Records for this exercise -
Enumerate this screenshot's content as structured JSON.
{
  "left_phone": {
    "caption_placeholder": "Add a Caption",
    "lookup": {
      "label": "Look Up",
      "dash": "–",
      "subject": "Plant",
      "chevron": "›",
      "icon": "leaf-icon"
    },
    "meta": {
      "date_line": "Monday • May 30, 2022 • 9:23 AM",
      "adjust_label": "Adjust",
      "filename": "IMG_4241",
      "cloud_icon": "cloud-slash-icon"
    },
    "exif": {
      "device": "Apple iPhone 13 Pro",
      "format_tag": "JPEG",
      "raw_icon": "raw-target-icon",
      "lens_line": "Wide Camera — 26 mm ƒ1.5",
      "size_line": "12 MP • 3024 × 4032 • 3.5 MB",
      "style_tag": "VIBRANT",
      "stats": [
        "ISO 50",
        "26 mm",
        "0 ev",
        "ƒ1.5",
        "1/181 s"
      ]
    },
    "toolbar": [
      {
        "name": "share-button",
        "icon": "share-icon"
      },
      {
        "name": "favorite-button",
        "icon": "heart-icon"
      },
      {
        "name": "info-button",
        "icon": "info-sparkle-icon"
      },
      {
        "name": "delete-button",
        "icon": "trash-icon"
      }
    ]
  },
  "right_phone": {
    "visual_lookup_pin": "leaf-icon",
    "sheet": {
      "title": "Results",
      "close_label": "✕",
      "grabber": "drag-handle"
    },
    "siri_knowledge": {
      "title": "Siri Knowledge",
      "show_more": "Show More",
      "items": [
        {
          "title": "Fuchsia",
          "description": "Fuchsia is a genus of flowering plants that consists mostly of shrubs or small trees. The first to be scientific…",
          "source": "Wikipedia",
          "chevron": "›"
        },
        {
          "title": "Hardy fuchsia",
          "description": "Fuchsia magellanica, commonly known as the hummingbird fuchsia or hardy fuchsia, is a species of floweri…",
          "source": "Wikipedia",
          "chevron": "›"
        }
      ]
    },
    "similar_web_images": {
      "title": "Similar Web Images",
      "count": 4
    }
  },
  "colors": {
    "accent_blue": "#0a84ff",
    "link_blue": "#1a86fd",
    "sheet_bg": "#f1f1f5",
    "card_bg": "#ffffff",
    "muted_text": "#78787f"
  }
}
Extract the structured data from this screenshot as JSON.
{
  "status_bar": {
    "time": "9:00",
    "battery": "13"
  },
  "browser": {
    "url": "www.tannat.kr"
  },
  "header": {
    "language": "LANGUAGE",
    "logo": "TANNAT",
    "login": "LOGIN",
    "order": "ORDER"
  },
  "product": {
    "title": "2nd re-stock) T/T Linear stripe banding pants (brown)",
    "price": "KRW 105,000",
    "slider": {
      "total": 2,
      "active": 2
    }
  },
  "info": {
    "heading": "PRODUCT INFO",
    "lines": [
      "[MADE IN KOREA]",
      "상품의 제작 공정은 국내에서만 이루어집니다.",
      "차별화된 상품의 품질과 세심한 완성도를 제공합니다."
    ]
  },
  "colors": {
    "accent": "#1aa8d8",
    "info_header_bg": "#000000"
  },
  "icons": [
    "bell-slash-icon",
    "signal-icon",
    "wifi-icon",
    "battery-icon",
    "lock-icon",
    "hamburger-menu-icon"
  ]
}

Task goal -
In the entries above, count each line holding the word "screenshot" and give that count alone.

Task solution -
2